When the Yankees' coaches congratulated him after Sunday's 8-5 victory over the Texas Rangers, manager Joe Torre tried to play down what he had just done.
"How about another 1,000?" one of the coaches said. Then Torre laughed. "No, no, no," he said.
Torre's road to 1,000 Yankees victories has been glorious at times, with six pennants and four World Series titles. But even with the talent that George Steinbrenner, the principal owner, has given him, it has not always been easy.
"It's unbelievable; I don't care how much talent he's had," said Larry Bowa, the Yankees' third-base coach, who has 418 victories as a manager.
"It's a milestone not too many people achieve. You've got to be good, you've got to be liked, you've got to be respected. Joe's all that. You've got to think of him as a Hall of Fame manager."
Torre became the fourth Yankees manager to reach 1,000, joining Joe McCarthy (1,460), Casey Stengel (1,149) and Miller Huggins (1,067). Catcher Kelly Stinnett gave him the game ball, and Torre said he would save the lineup card.

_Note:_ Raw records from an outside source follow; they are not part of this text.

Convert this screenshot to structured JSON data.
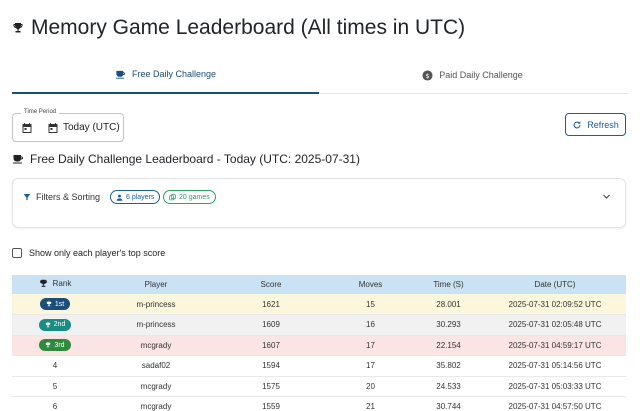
{
  "header": {
    "title": "Memory Game Leaderboard (All times in UTC)",
    "icon": "trophy-icon"
  },
  "tabs": [
    {
      "label": "Free Daily Challenge",
      "icon": "coffee-icon",
      "active": true
    },
    {
      "label": "Paid Daily Challenge",
      "icon": "dollar-icon",
      "active": false
    }
  ],
  "time_period": {
    "legend": "Time Period",
    "value": "Today (UTC)"
  },
  "refresh": {
    "label": "Refresh"
  },
  "section": {
    "title": "Free Daily Challenge Leaderboard - Today (UTC: 2025-07-31)"
  },
  "filters": {
    "label": "Filters & Sorting",
    "players_chip": "6 players",
    "games_chip": "20 games"
  },
  "top_score_toggle": {
    "label": "Show only each player's top score",
    "checked": false
  },
  "table": {
    "columns": [
      "Rank",
      "Player",
      "Score",
      "Moves",
      "Time (S)",
      "Date (UTC)"
    ],
    "rows": [
      {
        "rank": "1st",
        "player": "m-princess",
        "score": "1621",
        "moves": "15",
        "time": "28.001",
        "date": "2025-07-31 02:09:52 UTC"
      },
      {
        "rank": "2nd",
        "player": "m-princess",
        "score": "1609",
        "moves": "16",
        "time": "30.293",
        "date": "2025-07-31 02:05:48 UTC"
      },
      {
        "rank": "3rd",
        "player": "mcgrady",
        "score": "1607",
        "moves": "17",
        "time": "22.154",
        "date": "2025-07-31 04:59:17 UTC"
      },
      {
        "rank": "4",
        "player": "sadaf02",
        "score": "1594",
        "moves": "17",
        "time": "35.802",
        "date": "2025-07-31 05:14:56 UTC"
      },
      {
        "rank": "5",
        "player": "mcgrady",
        "score": "1575",
        "moves": "20",
        "time": "24.533",
        "date": "2025-07-31 05:03:33 UTC"
      },
      {
        "rank": "6",
        "player": "mcgrady",
        "score": "1559",
        "moves": "21",
        "time": "30.744",
        "date": "2025-07-31 04:57:50 UTC"
      }
    ]
  },
  "colors": {
    "accent": "#1b4f7a",
    "header_row": "#c9e2f4",
    "gold_row": "#fcf6dc",
    "silver_row": "#f1f1f1",
    "bronze_row": "#fbe4e4"
  }
}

"It's pretty incredible when you figure the company you're in," Torre said. "I've always said to myself that all these things, I'll look back on and really appreciate. But 1,000 is a lot of wins, especially when you sign a two-year contract back in '96 and think about what's happened since then. The Yankee history book is a special place to be."
Torre's last five victories have come in succession, with the Yankees sweeping two series on this trip, at Tampa Bay and at Texas. They lead the American League East with an 18-11 record and face the Boston Red Sox, who are 19-12, at Yankee Stadium today.
Steinbrenner will be there, at least for part of the series, and he seems to be in a buoyant mood.
"I'm very proud of Joe," Steinbrenner said in a statement through his spokesman, Howard Rubenstein. "He's making the right managerial moves. He knows how to lead the team and he's providing great leadership."
Rubenstein said that Steinbrenner and Randy Levine, the team president, tried to call Torre after Sunday's game but could not reach him. Another call is forthcoming. "They want to talk to him and congratulate him," Rubenstein said.
Torre could have thanked Hideki Matsui for the victory. Matsui reached base five times, with a single, a three-run homer and three walks. Torre used Matsui as the designated hitter because he said he thought Matsui looked tired on Saturday.
"Actually, I wasn't really tired," Matsui said through an interpreter. "But looking at the results, I guess the DH spot fared pretty well today."
After Alex Rodriguez led off the second inning with an infield single, Matsui singled to right. Rodriguez scored the game's first run on a groundout by Bernie Williams, who was 9 for 22 on the trip.
With the score tied, 1-1, in the fourth, Matsui came up against Robinson Tejeda with no outs and two runners on. Tejeda left a first-pitch fastball up in the strike zone, and Matsui blasted it off the wall behind the Rangers' bullpen in right-center field, 415 feet from the plate.
The Yankees led by 4-1, and three singles in the inning led to two more runs. The Yankees would need all those runs, despite a solid start from Taiwan's Wang Chien-ming (王建民, 2-1), who allowed three runs and seven hits in six innings.
Robinson Tejeda (1-1) allowed six runs and six hits in three-plus innings. The Rangers have lost their last eight games against the Yankees.